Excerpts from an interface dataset
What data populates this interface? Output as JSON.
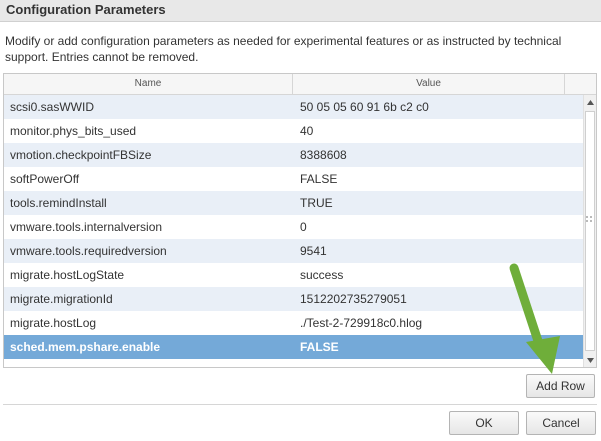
{
  "dialog": {
    "title": "Configuration Parameters",
    "description": "Modify or add configuration parameters as needed for experimental features or as instructed by technical support. Entries cannot be removed."
  },
  "grid": {
    "columns": {
      "name": "Name",
      "value": "Value"
    },
    "rows": [
      {
        "name": "scsi0.sasWWID",
        "value": "50 05 05 60 91 6b c2 c0"
      },
      {
        "name": "monitor.phys_bits_used",
        "value": "40"
      },
      {
        "name": "vmotion.checkpointFBSize",
        "value": "8388608"
      },
      {
        "name": "softPowerOff",
        "value": "FALSE"
      },
      {
        "name": "tools.remindInstall",
        "value": "TRUE"
      },
      {
        "name": "vmware.tools.internalversion",
        "value": "0"
      },
      {
        "name": "vmware.tools.requiredversion",
        "value": "9541"
      },
      {
        "name": "migrate.hostLogState",
        "value": "success"
      },
      {
        "name": "migrate.migrationId",
        "value": "1512202735279051"
      },
      {
        "name": "migrate.hostLog",
        "value": "./Test-2-729918c0.hlog"
      },
      {
        "name": "sched.mem.pshare.enable",
        "value": "FALSE"
      }
    ],
    "selected_row": 10
  },
  "buttons": {
    "add_row": "Add Row",
    "ok": "OK",
    "cancel": "Cancel"
  },
  "icons": {
    "scroll_up": "scroll-up-arrow-icon",
    "scroll_down": "scroll-down-arrow-icon",
    "annotation": "green-arrow-icon"
  },
  "colors": {
    "selected_row": "#74a9d8",
    "alt_row": "#e9eff7",
    "annotation_arrow": "#6fae3a"
  }
}
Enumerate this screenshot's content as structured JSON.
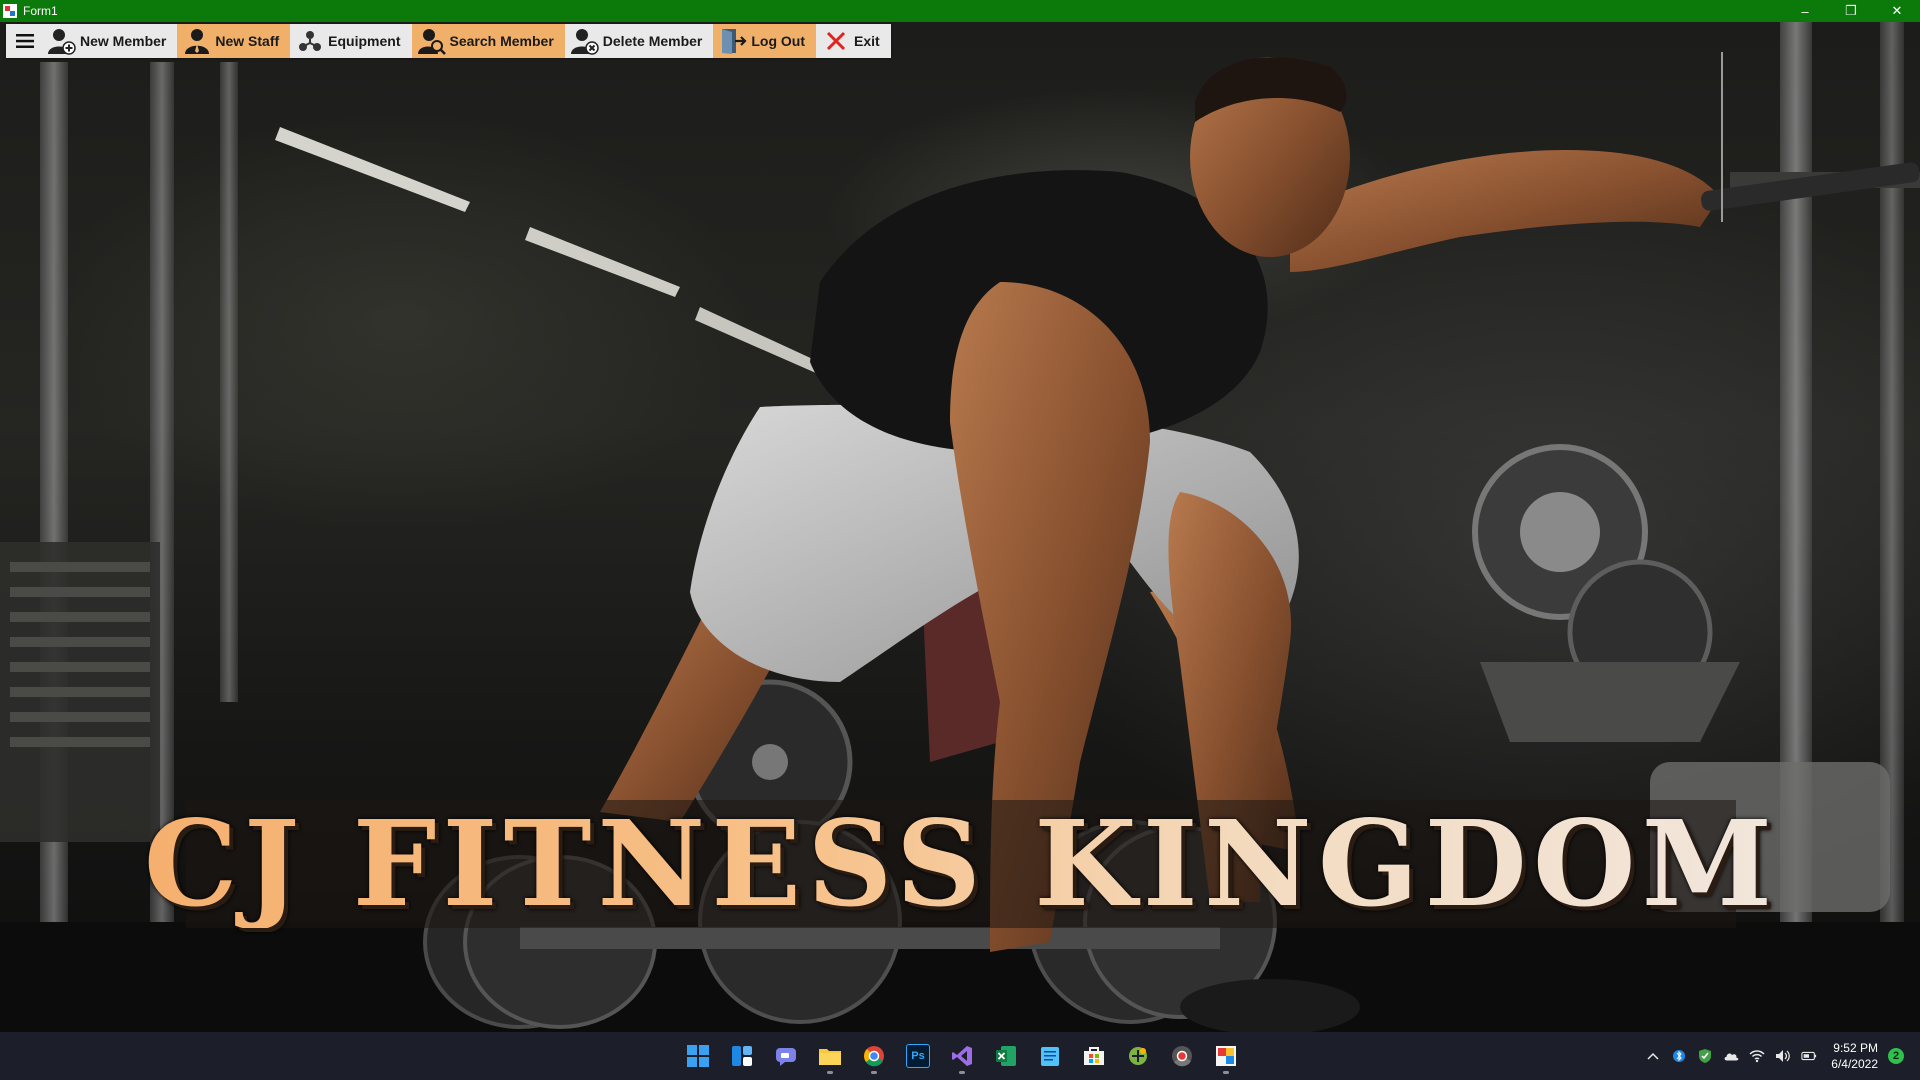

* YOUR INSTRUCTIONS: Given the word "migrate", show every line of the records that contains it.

* RESPONSE TO THIS EXERCISE:
        "name": "migrate.hostLogState",
        "name": "migrate.migrationId",
        "name": "migrate.hostLog",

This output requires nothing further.